Word puzzles could use more kicking, punching, and eye-gouging. At least, this is the philosophy behind Bookworm Heroes, PopCap’s newest free-to-play game in the Bookworm series. Whereas the original Bookworm focused on a single player experience, Bookworm Heroes is an entirely head-to-head game that pits you against random opponents or Facebook friends in asynchronous gameplay.
The game plays like a mashup of word and fighting games. Each match is comprised of a jumble of letters, your avatar, and your opponent’s avatar. During your round, you must search the jumble for the longest word you can find. The letters of the word do not need to connect, so the entire board is available to you. Once your word is submitted, the points you earn are translated into attacks, which your avatar dishes out on against your opponent. The match ends when one character loses all of his or her life points. Bookworm Heroes uses asynchronous multiplayer, which means you can pick up and play your round at your convenience.
The game gets slightly more complicated with the addition of different tiles, which can boost your points or your avatar’s health. You also have the option of different avatars, each of which have their own styles of play. For instance, Lex, the titular bookworm, regains health when certain criteria are met. Shakespeare’s Hamlet, on the other hand, can shoot ink over your opponent’s tiles to obscure the letters. You can also get pets, who will accompany you during your game. Pets have abilities that can be activated at key moments to give you the advantage.
Since Bookworm Heroes is free to play, everything operates using the game’s currency. “Hiring” a character to do battle for you and getting a pet will cost you coins, as will starting a new game. Luckily, you earn coins after each round, the amount of which is dependent on your points earned. However, this does mean that fans of Bookworm Heroes may find themselves running low on coins if they have too many games going at once.

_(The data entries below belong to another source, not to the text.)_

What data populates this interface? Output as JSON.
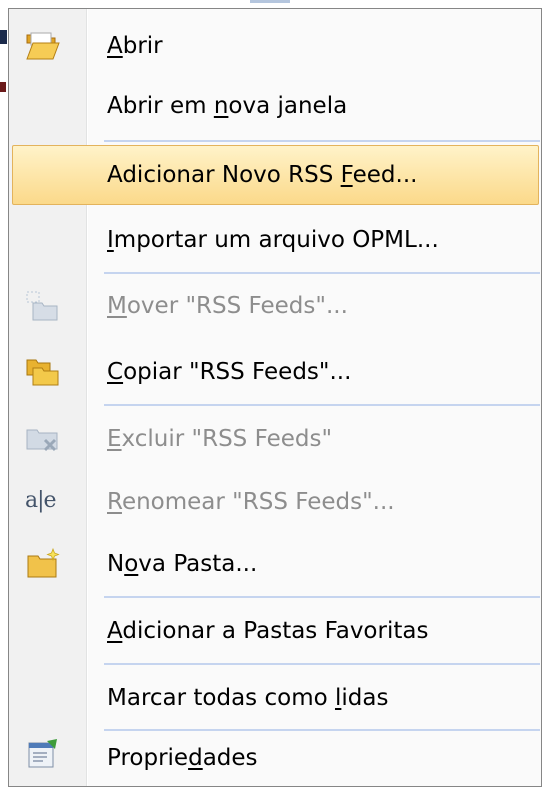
{
  "menu": {
    "items": [
      {
        "pre": "",
        "u": "A",
        "post": "brir",
        "icon": "folder-open-icon",
        "disabled": false
      },
      {
        "pre": "Abrir em ",
        "u": "n",
        "post": "ova janela",
        "icon": "",
        "disabled": false
      },
      {
        "pre": "Adicionar Novo RSS ",
        "u": "F",
        "post": "eed...",
        "icon": "",
        "disabled": false,
        "highlighted": true
      },
      {
        "pre": "",
        "u": "I",
        "post": "mportar um arquivo OPML...",
        "icon": "",
        "disabled": false
      },
      {
        "pre": "",
        "u": "M",
        "post": "over \"RSS Feeds\"...",
        "icon": "move-folder-icon",
        "disabled": true
      },
      {
        "pre": "",
        "u": "C",
        "post": "opiar \"RSS Feeds\"...",
        "icon": "copy-folder-icon",
        "disabled": false
      },
      {
        "pre": "",
        "u": "E",
        "post": "xcluir \"RSS Feeds\"",
        "icon": "delete-folder-icon",
        "disabled": true
      },
      {
        "pre": "",
        "u": "R",
        "post": "enomear \"RSS Feeds\"...",
        "icon": "rename-icon",
        "disabled": true
      },
      {
        "pre": "N",
        "u": "o",
        "post": "va Pasta...",
        "icon": "new-folder-icon",
        "disabled": false
      },
      {
        "pre": "",
        "u": "A",
        "post": "dicionar a Pastas Favoritas",
        "icon": "",
        "disabled": false
      },
      {
        "pre": "Marcar todas como ",
        "u": "l",
        "post": "idas",
        "icon": "",
        "disabled": false
      },
      {
        "pre": "Proprie",
        "u": "d",
        "post": "ades",
        "icon": "properties-icon",
        "disabled": false
      }
    ],
    "rename_icon_text": "a|e",
    "colors": {
      "highlight": "#fbd98a",
      "separator": "#c5d4ef",
      "disabled_text": "#8d8d8d"
    }
  }
}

Bookworm Heroes may aspire to be a word and fighting game in a way, but the fighting aspect could use some work. Once you have selected and submitted your word, your character will leap into action and strike at your opponent. Rather than being cute or humorous, these animations look stiff and your character lifeless.
There is also a small audience for this game, or so the online matchings would have us believe. We tried to play Bookworm Heroes using Facebook, but found no one else playing it. When using the random matchup feature, most of the matchups were dead-ends; our randomly selected opponent never played us back. We played a few matches to completion, but it doesn’t have the jumping, excited audience that an asynchronous game like this needs to thrive. We hope that this audience will grow soon.
Bookworm Heroes is a solid word game for players looking to challenge their friends, but there are certainly other word games out there with a more robust audience, like Scrabble and Letterpress. The game does feature several ways to play, with the use of different avatars and pets, but the basic gameplay isn’t anything all that new or challenging. For a free game, it’s certainly worth a shot, but fans may have to spend a few actual dollars to keep all their games going.